=== Begin Enclosure ===

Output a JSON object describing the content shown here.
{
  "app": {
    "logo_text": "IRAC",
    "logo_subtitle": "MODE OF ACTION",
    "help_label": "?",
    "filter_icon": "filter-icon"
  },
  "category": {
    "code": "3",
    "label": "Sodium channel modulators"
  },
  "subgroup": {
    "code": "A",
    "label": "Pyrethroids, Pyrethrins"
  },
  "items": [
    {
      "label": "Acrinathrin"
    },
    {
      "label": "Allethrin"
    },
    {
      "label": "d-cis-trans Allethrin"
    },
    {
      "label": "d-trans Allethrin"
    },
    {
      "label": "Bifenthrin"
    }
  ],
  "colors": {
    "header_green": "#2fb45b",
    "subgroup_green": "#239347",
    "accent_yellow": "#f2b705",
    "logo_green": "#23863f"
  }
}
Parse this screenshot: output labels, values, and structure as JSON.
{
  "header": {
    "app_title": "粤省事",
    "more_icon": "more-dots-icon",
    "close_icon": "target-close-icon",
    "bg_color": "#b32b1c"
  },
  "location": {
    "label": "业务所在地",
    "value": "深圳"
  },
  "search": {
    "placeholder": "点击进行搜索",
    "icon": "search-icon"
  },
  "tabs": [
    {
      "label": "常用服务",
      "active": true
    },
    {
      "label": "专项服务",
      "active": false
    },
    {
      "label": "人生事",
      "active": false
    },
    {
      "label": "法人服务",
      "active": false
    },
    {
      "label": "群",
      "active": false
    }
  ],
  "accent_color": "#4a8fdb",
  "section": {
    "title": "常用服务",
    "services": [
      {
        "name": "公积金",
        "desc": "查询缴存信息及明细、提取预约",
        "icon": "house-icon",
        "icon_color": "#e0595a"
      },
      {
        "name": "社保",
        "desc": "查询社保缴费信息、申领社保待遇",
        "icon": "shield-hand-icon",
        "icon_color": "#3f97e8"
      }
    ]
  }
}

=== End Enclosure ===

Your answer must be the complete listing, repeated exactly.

Output a JSON object describing the content shown here.
{
  "app": {
    "logo_text": "IRAC",
    "logo_subtitle": "MODE OF ACTION",
    "help_label": "?",
    "filter_icon": "filter-icon"
  },
  "category": {
    "code": "3",
    "label": "Sodium channel modulators"
  },
  "subgroup": {
    "code": "A",
    "label": "Pyrethroids, Pyrethrins"
  },
  "items": [
    {
      "label": "Acrinathrin"
    },
    {
      "label": "Allethrin"
    },
    {
      "label": "d-cis-trans Allethrin"
    },
    {
      "label": "d-trans Allethrin"
    },
    {
      "label": "Bifenthrin"
    }
  ],
  "colors": {
    "header_green": "#2fb45b",
    "subgroup_green": "#239347",
    "accent_yellow": "#f2b705",
    "logo_green": "#23863f"
  }
}
Parse this screenshot: output labels, values, and structure as JSON.
{
  "header": {
    "app_title": "粤省事",
    "more_icon": "more-dots-icon",
    "close_icon": "target-close-icon",
    "bg_color": "#b32b1c"
  },
  "location": {
    "label": "业务所在地",
    "value": "深圳"
  },
  "search": {
    "placeholder": "点击进行搜索",
    "icon": "search-icon"
  },
  "tabs": [
    {
      "label": "常用服务",
      "active": true
    },
    {
      "label": "专项服务",
      "active": false
    },
    {
      "label": "人生事",
      "active": false
    },
    {
      "label": "法人服务",
      "active": false
    },
    {
      "label": "群",
      "active": false
    }
  ],
  "accent_color": "#4a8fdb",
  "section": {
    "title": "常用服务",
    "services": [
      {
        "name": "公积金",
        "desc": "查询缴存信息及明细、提取预约",
        "icon": "house-icon",
        "icon_color": "#e0595a"
      },
      {
        "name": "社保",
        "desc": "查询社保缴费信息、申领社保待遇",
        "icon": "shield-hand-icon",
        "icon_color": "#3f97e8"
      }
    ]
  }
}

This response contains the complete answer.